◆ **Prompt**
Reproduce exactly, and only, the lines below from the one containing "Transcribe this image's" through the one containing "What's the underlying".

-- Material for the task follows --

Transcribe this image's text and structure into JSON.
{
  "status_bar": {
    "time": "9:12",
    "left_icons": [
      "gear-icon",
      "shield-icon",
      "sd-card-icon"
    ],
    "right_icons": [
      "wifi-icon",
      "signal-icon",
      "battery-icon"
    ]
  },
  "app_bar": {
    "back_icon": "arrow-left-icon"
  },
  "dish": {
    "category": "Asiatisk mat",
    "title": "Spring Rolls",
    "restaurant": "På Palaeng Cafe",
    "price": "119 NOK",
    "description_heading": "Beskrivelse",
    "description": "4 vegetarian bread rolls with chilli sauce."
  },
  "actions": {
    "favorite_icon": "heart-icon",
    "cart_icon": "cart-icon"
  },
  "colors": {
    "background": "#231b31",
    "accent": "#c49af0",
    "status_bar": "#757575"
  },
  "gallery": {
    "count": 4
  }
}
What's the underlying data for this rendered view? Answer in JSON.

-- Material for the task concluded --
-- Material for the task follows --

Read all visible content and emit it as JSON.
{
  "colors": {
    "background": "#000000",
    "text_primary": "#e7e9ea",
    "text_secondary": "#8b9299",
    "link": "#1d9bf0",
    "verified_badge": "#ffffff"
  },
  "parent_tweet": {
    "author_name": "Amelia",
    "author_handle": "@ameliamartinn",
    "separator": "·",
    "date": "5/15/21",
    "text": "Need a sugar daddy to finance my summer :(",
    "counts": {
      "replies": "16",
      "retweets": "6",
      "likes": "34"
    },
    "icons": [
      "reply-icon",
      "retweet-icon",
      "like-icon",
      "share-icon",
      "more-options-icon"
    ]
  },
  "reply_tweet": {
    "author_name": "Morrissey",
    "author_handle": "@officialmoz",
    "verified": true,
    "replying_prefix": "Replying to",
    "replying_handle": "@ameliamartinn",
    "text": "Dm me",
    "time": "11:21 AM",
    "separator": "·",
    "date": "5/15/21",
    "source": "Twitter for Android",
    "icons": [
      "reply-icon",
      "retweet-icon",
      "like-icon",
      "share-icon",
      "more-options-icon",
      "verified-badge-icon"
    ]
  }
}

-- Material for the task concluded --

◆ **Answer**
Transcribe this image's text and structure into JSON.
{
  "status_bar": {
    "time": "9:12",
    "left_icons": [
      "gear-icon",
      "shield-icon",
      "sd-card-icon"
    ],
    "right_icons": [
      "wifi-icon",
      "signal-icon",
      "battery-icon"
    ]
  },
  "app_bar": {
    "back_icon": "arrow-left-icon"
  },
  "dish": {
    "category": "Asiatisk mat",
    "title": "Spring Rolls",
    "restaurant": "På Palaeng Cafe",
    "price": "119 NOK",
    "description_heading": "Beskrivelse",
    "description": "4 vegetarian bread rolls with chilli sauce."
  },
  "actions": {
    "favorite_icon": "heart-icon",
    "cart_icon": "cart-icon"
  },
  "colors": {
    "background": "#231b31",
    "accent": "#c49af0",
    "status_bar": "#757575"
  },
  "gallery": {
    "count": 4
  }
}
What's the underlying data for this rendered view? Answer in JSON.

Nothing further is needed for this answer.